One association has been down-grading the applications of women suffering from non-physical forms of abuse.
All this comes at a time when emergency shelters for women trying to escape violence are being closed because of cuts, resulting in many having no alternative but to remain in abusive situations.
Women are more likely to be in receipt of housing benefit, because of the wage gap that still persists despite equal pay legislation, so will be hit hardest by any changes made.
Women are also more likely to have dependents (children or other relatives they care for) so will be hit by the stricter rules being imposed on how many bedrooms a family can claim housing benefit for.
Coupled with other cuts to services women rely on to be able to work and the benefits cap the government is attempting to impose, more women and families will be left in overcrowded and possibly dangerous homes. The housing market is out of control with private rents sky rocketing.
High quality affordable housing should be available to all, giving women the chance to live in safety and the ability to leave violent relationships and keep their families safe.
- Reverse all housing and housing benefit cuts
- Reintroduce private sector secure tenancies and rent controls
- For massive investment in building and renovating truly affordable, good quality council housing
- For a huge programme of construction job creation with trade union rates of pay
- Councils should use their planning powers to stop housing associations issuing short-term tenancies. If the associations refuse, take them in-house!
Stop benefit cuts!
David Cameron claimed in 2010 that he would make his government the most 'family friendly' ever. Not surprisingly, in a recent survey of new mothers, only 6% believed this statement.
The Con-Dems have cut, in a most 'unfriendly' way, the very benefits which were there to provide help for pregnant women and new mothers.
- CUT £190 Health in pregnancy grant
- CUT £500 Sure Start maternity grant limited to one child
- REDUCED Childcare help
- CUT threatened to child benefit from 2013 if you earn around £35,000 a year
- CUT £545 Working Tax Credit baby element
The government has frozen child benefit and intends to means test it from 2013, so that households with a higher rate tax payer (earning around £35,000 or more) will not get it.
However, for many women, no matter what their partner earns, child benefit is the only guaranteed income they have.
This independent income, although small, can be vital if they are in an abusive relationship.

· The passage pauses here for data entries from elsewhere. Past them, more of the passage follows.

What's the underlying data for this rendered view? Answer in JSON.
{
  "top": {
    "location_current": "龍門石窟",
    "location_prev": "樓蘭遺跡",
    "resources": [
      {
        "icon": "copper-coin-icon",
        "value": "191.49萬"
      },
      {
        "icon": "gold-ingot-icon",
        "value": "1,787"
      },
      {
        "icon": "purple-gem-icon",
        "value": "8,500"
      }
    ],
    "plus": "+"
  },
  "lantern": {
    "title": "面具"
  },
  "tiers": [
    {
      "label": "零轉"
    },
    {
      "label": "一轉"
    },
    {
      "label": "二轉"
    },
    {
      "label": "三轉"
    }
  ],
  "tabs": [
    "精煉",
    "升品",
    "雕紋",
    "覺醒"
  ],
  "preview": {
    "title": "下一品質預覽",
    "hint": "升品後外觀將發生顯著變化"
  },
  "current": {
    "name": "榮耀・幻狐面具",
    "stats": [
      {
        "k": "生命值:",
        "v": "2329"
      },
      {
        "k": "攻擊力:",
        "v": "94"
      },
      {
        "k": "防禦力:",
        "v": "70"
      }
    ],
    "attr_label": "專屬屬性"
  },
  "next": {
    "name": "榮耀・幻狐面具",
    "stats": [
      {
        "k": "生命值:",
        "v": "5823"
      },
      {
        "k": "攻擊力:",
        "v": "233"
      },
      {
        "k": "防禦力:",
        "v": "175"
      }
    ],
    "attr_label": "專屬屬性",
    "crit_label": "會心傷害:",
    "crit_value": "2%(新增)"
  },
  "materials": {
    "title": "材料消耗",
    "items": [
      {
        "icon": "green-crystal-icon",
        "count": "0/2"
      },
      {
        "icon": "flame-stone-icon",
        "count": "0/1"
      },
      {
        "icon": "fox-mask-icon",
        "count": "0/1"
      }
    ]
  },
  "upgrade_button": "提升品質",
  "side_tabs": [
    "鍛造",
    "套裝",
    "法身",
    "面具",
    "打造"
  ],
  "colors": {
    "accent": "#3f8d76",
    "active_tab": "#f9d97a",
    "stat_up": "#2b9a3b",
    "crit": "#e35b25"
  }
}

Maximum help with childcare costs, via Working Tax Credits, has been reduced from 80% to 70%, leaving many families on low incomes with an extra £546 a year added to their childcare bill.
Given the rising costs and reduction in help available, it's not surprising that, in one recent Mumsnet survey, 16% of women with families had been forced to quit work because they didn't make enough money to cover childcare costs.
Some nurseries are exploiting the shortage and increasing their fees. The Day Care Trust estimates that in the south of England those with two children are likely to be paying a similar amount or more than their mortgage in nursery fees.
Government cuts have made it harder for women, especially lone parents, to work. Yet they are continuing down New Labour's path, forcing lone parents off Income Support when their youngest child is five.
With close to three million already unemployed (over one million of them women), how exactly are they to find work?
The Con-Dems aim to cut at least £18 billion off their social security and welfare budget. The Fawcett Society estimates that lone mothers can expect to lose the equivalent of one months' income every year by 2015.
- Scrap the benefit cap - for a decent living income for all
- Defend and extend pregnancy and maternity benefits
- Restore Income Support to lone parents
- Defend housing benefit - restrict rent levels not benefits
- Flexible, affordable childcare for all that want it